Scientists are concerned that in some regions of Antarctica, earlier spring warming is leading to loss of sea ice habitat for emperor penguins, making their northerly colonies more vulnerable to further climate change.

Dr Trathan continued, “Whilst current research leads us to expect important declines in the number of emperor penguins over the next century, the effects of warming around Antarctica are regional and uneven.  In the future we anticipate that the more southerly colonies should remain, making these important sites for further research and protection.”

The emperor is the giant of the penguin world and one of the largest of all birds. Gold patches on their ears and on the top of their chest brighten up their black heads. Emperors are the only penguin species to breed through the Antarctic winter, with temperatures as low at -50°C and winds of up to 200km (or 124 miles) per hour. They form large colonies on the sea-ice, with the female laying a single egg and passing it to the male for incubation.

This research was carried out by British Antarctic Survey in collaboration with University of Minnesota, National Science Foundation, Scripps Institution of Oceanography and the Australian Antarctic Division.

 

Fungus to control Dengue mosquitoes

Australian researchers have found fungus Beauveria bassiana could effectively kill Aedes aegypti, the mosquito responsible for spreading dengue. The results of the latest study by Jonathan Darbro of the Queensland Institute of Medical Research in Brisbane, Australia and his colleagues offer a potential alternative to pesticides to control mosquito-borne viral disease, reports The Scientist.

Yellow fever mosquito Aedes aegypti (Image courtesy: Wikimedia)

The fungus, which grows naturally in soil and is an insect parasite, is currently used to control a number of agriculture pests and recent studies have shown it may also kill dengue-carrying mosquitoes. But so far, there has only been one field study of the fungus on dengue-carrying mosquitoes, so its efficacy to temperature and humidity variations is yet to be verified.

Dengue is a viral disease transmitted by mosquitoes that infects between 50 and 100 million people annually, according to the World Health Organisation. Current control mechanisms rely heavily on insecticides, but recent reports of mosquitoes acquiring insecticide-resistance in Mexico have raised concerns about the effective management of the disease.

Darbro and his colleagues tested the fungus under laboratory and “semi-field” conditions in which the mosquitoes were housed in large cages in an area in Australia, where dengue is endemic. In the lab trials, fungal-infected mosquitoes were 30 per cent less likely to bite humans than controls and laid fewer eggs over their lifetime, similar to previous lab findings with other disease-carrying mosquitoes and other fungi. And in both the lab and semi-field trials, the fungus increased the mortality rate of infected mosquitoes by 88 per cent in the lab and between 59 to 95 per cent in the field.
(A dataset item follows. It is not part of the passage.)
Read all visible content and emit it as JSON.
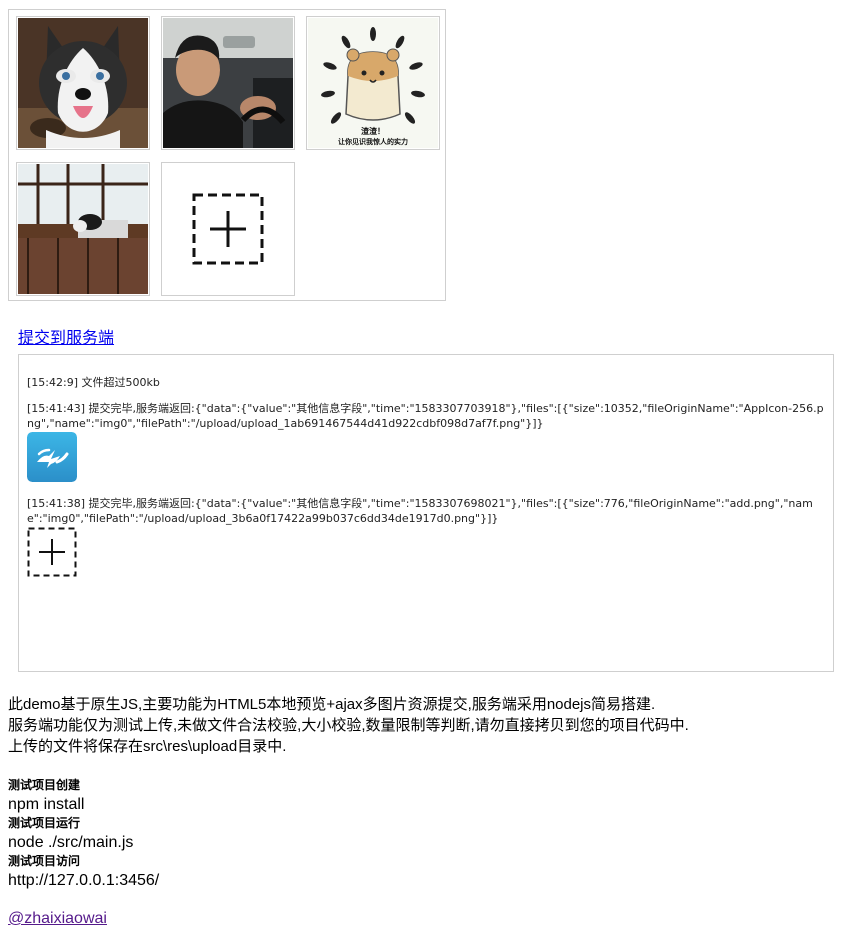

“This has been an important step towards confirming what we see in the laboratory, we also see in the field,” said Darbro, noting that the fungus killed mosquitoes “equally well” in both lab and semi-field conditions, albeit more variably in the latter.

The challenge for scientists, however, is to ensure humans aren’t harmed by the fungus. But Darbro isn’t worried. While a small number of people, often with weak immune system, bas been infected by the fungus, he said, they have always been successfully treated.
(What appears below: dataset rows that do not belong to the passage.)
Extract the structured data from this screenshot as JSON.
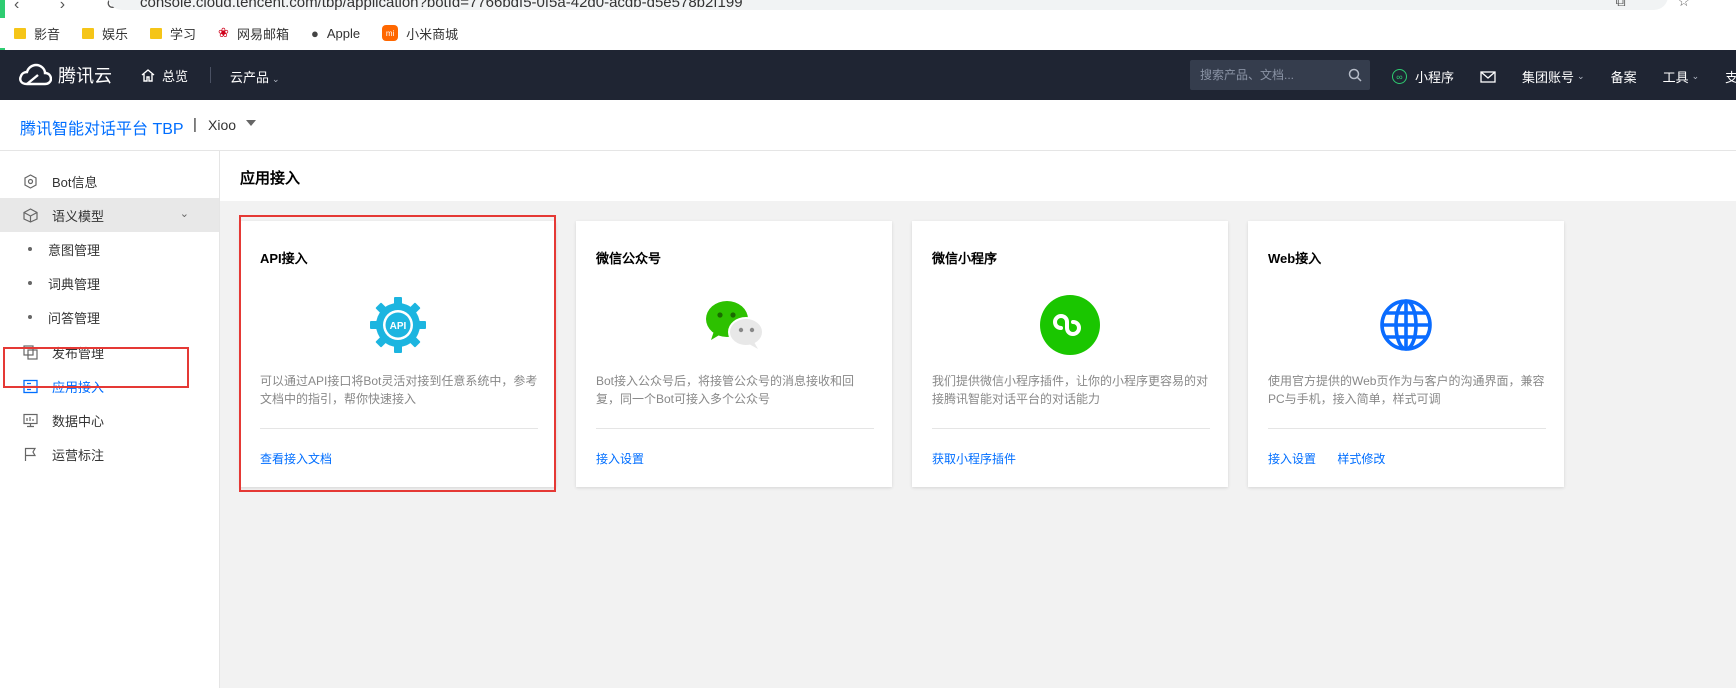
{
  "browser": {
    "url": "console.cloud.tencent.com/tbp/application?botId=7766bdf5-0f5a-42d0-acdb-d5e578b2f199",
    "nav_glyphs": "‹ › ↻",
    "right_glyphs": "⧉ ☆"
  },
  "bookmarks": [
    {
      "label": "影音",
      "icon": "folder-icon"
    },
    {
      "label": "娱乐",
      "icon": "folder-icon"
    },
    {
      "label": "学习",
      "icon": "folder-icon"
    },
    {
      "label": "网易邮箱",
      "icon": "netease-icon"
    },
    {
      "label": "Apple",
      "icon": "apple-icon"
    },
    {
      "label": "小米商城",
      "icon": "mi-icon"
    }
  ],
  "topnav": {
    "logo_text": "腾讯云",
    "home_label": "总览",
    "products_label": "云产品",
    "search_placeholder": "搜索产品、文档...",
    "miniprogram_label": "小程序",
    "account_label": "集团账号",
    "beian_label": "备案",
    "tools_label": "工具",
    "support_label": "支"
  },
  "product": {
    "title": "腾讯智能对话平台 TBP",
    "separator": "|",
    "bot_name": "Xioo"
  },
  "sidebar": {
    "items": [
      {
        "label": "Bot信息",
        "icon": "bot-info-icon"
      },
      {
        "label": "语义模型",
        "icon": "cube-icon"
      },
      {
        "label": "意图管理"
      },
      {
        "label": "词典管理"
      },
      {
        "label": "问答管理"
      },
      {
        "label": "发布管理",
        "icon": "publish-icon"
      },
      {
        "label": "应用接入",
        "icon": "app-access-icon"
      },
      {
        "label": "数据中心",
        "icon": "monitor-icon"
      },
      {
        "label": "运营标注",
        "icon": "flag-icon"
      }
    ]
  },
  "main": {
    "title": "应用接入",
    "cards": [
      {
        "title": "API接入",
        "icon": "api-gear-icon",
        "icon_text": "API",
        "desc": "可以通过API接口将Bot灵活对接到任意系统中，参考文档中的指引，帮你快速接入",
        "links": [
          "查看接入文档"
        ]
      },
      {
        "title": "微信公众号",
        "icon": "wechat-icon",
        "desc": "Bot接入公众号后，将接管公众号的消息接收和回复，同一个Bot可接入多个公众号",
        "links": [
          "接入设置"
        ]
      },
      {
        "title": "微信小程序",
        "icon": "miniprogram-icon",
        "desc": "我们提供微信小程序插件，让你的小程序更容易的对接腾讯智能对话平台的对话能力",
        "links": [
          "获取小程序插件"
        ]
      },
      {
        "title": "Web接入",
        "icon": "globe-icon",
        "desc": "使用官方提供的Web页作为与客户的沟通界面，兼容PC与手机，接入简单，样式可调",
        "links": [
          "接入设置",
          "样式修改"
        ]
      }
    ]
  },
  "colors": {
    "accent": "#006eff",
    "topnav_bg": "#1f2533",
    "highlight_border": "#e53935",
    "wechat_green": "#2dc100",
    "api_blue": "#1cb5e0"
  }
}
Another hurdle to be overcome is developing a way successfully to infect the mosquitoes with the fungus. “That’s a million dollar question,” said Darbo. “The challenge is finding a place to put the fungus where the mosquitoes will land on it and get infected.”